**Aim of the task:**
Each record below is to be copied exactly; the pictures are to be omitted.

[Records for this task]

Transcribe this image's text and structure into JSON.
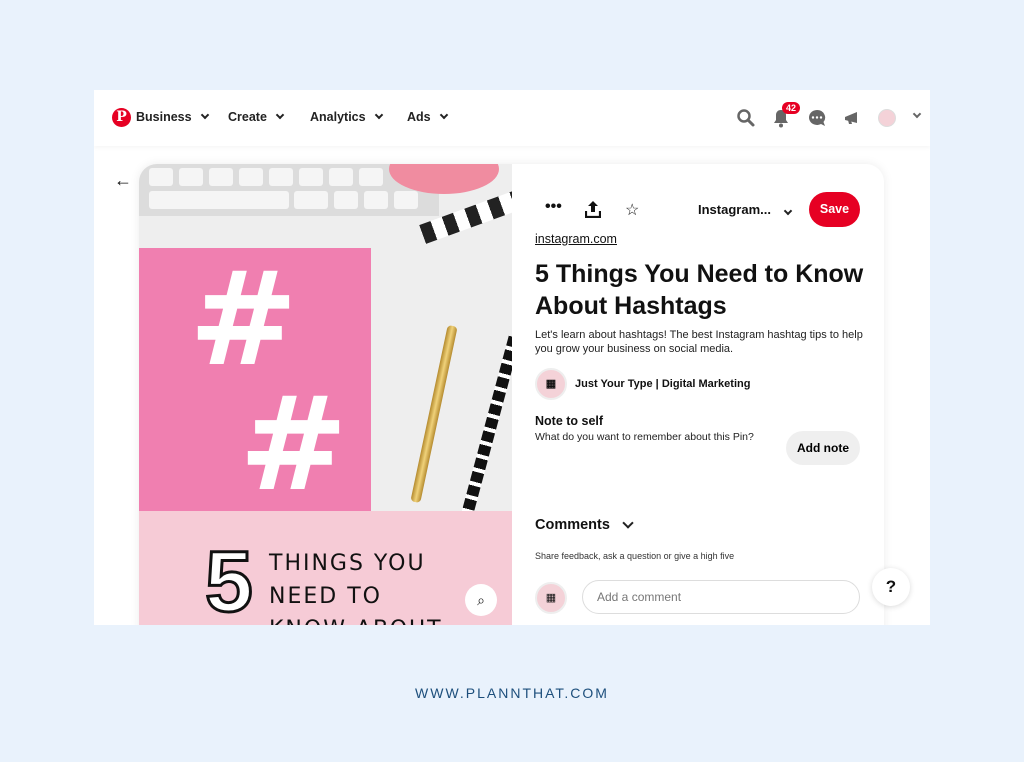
{
  "header": {
    "nav": [
      {
        "label": "Business"
      },
      {
        "label": "Create"
      },
      {
        "label": "Analytics"
      },
      {
        "label": "Ads"
      }
    ],
    "notification_count": "42"
  },
  "pin": {
    "image_text": {
      "number": "5",
      "line1": "THINGS YOU",
      "line2": "NEED TO",
      "line3": "KNOW ABOUT"
    },
    "board_select": "Instagram...",
    "save_label": "Save",
    "source_link": "instagram.com",
    "title": "5 Things You Need to Know About Hashtags",
    "description": "Let's learn about hashtags! The best Instagram hashtag tips to help you grow your business on social media.",
    "author": "Just Your Type | Digital Marketing",
    "note_heading": "Note to self",
    "note_prompt": "What do you want to remember about this Pin?",
    "add_note_label": "Add note",
    "comments_heading": "Comments",
    "comments_sub": "Share feedback, ask a question or give a high five",
    "comment_placeholder": "Add a comment"
  },
  "help_label": "?",
  "footer": "WWW.PLANNTHAT.COM",
  "colors": {
    "brand": "#e60023",
    "highlight_ring": "#8fc3ee",
    "background": "#e9f2fc"
  }
}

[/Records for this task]

**Result of the task:**
Transcribe this image's text and structure into JSON.
{
  "header": {
    "nav": [
      {
        "label": "Business"
      },
      {
        "label": "Create"
      },
      {
        "label": "Analytics"
      },
      {
        "label": "Ads"
      }
    ],
    "notification_count": "42"
  },
  "pin": {
    "image_text": {
      "number": "5",
      "line1": "THINGS YOU",
      "line2": "NEED TO",
      "line3": "KNOW ABOUT"
    },
    "board_select": "Instagram...",
    "save_label": "Save",
    "source_link": "instagram.com",
    "title": "5 Things You Need to Know About Hashtags",
    "description": "Let's learn about hashtags! The best Instagram hashtag tips to help you grow your business on social media.",
    "author": "Just Your Type | Digital Marketing",
    "note_heading": "Note to self",
    "note_prompt": "What do you want to remember about this Pin?",
    "add_note_label": "Add note",
    "comments_heading": "Comments",
    "comments_sub": "Share feedback, ask a question or give a high five",
    "comment_placeholder": "Add a comment"
  },
  "help_label": "?",
  "footer": "WWW.PLANNTHAT.COM",
  "colors": {
    "brand": "#e60023",
    "highlight_ring": "#8fc3ee",
    "background": "#e9f2fc"
  }
}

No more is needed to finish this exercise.